#### What to produce:
If a line of the data below holds the string "VSTi", copy it.

#### Dataset rows for apps and sites:
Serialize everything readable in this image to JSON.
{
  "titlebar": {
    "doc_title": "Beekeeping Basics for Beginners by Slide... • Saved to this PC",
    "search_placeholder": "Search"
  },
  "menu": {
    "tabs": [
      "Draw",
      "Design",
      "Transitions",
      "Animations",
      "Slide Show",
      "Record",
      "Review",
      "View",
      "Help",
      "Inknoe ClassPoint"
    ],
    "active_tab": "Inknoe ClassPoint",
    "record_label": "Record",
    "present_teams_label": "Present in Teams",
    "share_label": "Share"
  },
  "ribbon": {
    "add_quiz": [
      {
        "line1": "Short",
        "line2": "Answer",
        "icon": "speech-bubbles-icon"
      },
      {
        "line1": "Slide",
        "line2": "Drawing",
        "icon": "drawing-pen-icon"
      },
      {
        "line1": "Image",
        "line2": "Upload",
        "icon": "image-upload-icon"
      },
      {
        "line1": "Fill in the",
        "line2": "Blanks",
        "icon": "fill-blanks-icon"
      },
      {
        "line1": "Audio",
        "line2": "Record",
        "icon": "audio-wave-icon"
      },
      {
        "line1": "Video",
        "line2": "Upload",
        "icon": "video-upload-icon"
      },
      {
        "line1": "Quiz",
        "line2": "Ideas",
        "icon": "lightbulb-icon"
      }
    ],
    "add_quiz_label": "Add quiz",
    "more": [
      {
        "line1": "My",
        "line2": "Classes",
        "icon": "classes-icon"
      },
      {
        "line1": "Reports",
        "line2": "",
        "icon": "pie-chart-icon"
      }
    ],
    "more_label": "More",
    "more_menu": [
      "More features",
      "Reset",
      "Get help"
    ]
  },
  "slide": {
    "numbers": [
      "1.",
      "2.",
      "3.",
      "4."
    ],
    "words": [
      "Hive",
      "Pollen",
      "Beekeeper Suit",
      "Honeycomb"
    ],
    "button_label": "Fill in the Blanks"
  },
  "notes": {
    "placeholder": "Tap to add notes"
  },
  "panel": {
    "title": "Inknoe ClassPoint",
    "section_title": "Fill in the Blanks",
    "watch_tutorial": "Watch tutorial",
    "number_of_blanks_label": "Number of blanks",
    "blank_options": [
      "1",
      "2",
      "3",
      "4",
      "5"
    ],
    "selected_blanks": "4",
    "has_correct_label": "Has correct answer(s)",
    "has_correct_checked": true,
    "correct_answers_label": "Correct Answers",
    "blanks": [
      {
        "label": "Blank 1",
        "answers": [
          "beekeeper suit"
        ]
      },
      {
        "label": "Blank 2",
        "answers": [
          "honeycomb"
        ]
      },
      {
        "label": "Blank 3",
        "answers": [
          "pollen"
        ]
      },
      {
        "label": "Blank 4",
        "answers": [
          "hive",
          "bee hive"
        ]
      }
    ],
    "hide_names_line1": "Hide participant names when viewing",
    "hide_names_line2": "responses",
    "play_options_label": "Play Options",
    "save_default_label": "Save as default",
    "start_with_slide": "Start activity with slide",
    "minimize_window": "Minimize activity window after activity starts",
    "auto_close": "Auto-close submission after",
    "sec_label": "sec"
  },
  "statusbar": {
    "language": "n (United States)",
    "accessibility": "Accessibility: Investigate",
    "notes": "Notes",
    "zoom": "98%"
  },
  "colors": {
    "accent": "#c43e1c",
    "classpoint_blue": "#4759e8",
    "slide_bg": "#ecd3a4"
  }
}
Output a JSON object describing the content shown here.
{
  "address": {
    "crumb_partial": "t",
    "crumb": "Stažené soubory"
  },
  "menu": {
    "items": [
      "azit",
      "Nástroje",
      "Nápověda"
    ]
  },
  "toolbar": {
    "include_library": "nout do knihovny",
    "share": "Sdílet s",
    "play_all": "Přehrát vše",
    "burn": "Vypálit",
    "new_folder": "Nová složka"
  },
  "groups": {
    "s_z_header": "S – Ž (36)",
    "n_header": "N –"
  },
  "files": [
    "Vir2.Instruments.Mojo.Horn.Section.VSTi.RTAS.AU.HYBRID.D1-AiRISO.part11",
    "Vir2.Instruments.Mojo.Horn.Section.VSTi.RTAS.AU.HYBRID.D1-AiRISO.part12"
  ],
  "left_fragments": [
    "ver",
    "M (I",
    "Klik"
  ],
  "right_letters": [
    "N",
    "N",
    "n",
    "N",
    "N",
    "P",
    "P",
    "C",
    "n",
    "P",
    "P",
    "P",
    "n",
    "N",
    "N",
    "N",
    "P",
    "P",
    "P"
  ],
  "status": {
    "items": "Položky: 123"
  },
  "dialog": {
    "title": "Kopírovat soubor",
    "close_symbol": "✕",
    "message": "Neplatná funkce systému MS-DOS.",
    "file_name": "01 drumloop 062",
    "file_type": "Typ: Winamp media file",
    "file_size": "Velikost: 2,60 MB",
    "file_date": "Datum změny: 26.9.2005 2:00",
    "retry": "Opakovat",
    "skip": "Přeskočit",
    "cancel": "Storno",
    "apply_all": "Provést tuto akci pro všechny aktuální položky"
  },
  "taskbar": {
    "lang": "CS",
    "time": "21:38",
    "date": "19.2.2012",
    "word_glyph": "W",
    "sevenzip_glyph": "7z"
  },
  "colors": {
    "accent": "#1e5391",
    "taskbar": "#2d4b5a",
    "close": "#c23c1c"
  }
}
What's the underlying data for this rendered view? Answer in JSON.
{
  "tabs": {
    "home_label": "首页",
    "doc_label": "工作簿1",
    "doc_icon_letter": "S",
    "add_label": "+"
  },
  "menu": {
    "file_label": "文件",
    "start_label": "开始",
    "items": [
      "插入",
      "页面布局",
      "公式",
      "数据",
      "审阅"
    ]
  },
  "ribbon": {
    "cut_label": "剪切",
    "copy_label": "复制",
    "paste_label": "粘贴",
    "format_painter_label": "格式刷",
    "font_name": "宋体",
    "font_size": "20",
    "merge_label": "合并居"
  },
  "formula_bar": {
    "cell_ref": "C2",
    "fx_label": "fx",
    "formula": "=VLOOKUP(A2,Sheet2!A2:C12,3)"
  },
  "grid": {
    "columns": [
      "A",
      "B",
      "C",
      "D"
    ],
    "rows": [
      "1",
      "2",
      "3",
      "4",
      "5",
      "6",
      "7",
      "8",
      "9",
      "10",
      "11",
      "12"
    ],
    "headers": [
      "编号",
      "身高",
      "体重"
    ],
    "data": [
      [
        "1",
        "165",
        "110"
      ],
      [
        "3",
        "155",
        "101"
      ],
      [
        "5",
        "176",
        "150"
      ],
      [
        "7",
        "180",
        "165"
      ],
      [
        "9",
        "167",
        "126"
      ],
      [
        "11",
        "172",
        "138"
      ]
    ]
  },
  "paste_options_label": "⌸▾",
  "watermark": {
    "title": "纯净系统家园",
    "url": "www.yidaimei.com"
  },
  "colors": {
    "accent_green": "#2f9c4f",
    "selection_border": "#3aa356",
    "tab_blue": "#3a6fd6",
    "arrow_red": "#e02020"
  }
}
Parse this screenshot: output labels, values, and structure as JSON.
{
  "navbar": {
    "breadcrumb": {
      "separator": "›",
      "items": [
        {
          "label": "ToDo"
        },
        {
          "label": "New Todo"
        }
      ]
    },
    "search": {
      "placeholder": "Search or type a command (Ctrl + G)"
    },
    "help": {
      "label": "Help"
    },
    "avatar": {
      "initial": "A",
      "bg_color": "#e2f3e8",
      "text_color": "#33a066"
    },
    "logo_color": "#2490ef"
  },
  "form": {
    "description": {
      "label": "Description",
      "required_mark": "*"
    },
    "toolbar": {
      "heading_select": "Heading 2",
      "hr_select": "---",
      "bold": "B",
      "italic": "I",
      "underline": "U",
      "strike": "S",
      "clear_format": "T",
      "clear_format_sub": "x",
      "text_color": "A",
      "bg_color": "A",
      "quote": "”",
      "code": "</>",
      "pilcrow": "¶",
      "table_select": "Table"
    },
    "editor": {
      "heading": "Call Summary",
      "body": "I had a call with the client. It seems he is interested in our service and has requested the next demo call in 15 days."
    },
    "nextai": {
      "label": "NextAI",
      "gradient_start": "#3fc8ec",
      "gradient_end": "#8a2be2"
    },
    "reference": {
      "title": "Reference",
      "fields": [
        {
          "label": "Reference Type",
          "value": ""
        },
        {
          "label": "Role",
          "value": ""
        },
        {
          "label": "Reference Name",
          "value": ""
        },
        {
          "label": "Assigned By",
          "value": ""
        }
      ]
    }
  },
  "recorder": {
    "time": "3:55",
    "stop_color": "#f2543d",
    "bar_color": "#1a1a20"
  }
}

#### Solution:
    "Vir2.Instruments.Mojo.Horn.Section.VSTi.RTAS.AU.HYBRID.D1-AiRISO.part11",
    "Vir2.Instruments.Mojo.Horn.Section.VSTi.RTAS.AU.HYBRID.D1-AiRISO.part12"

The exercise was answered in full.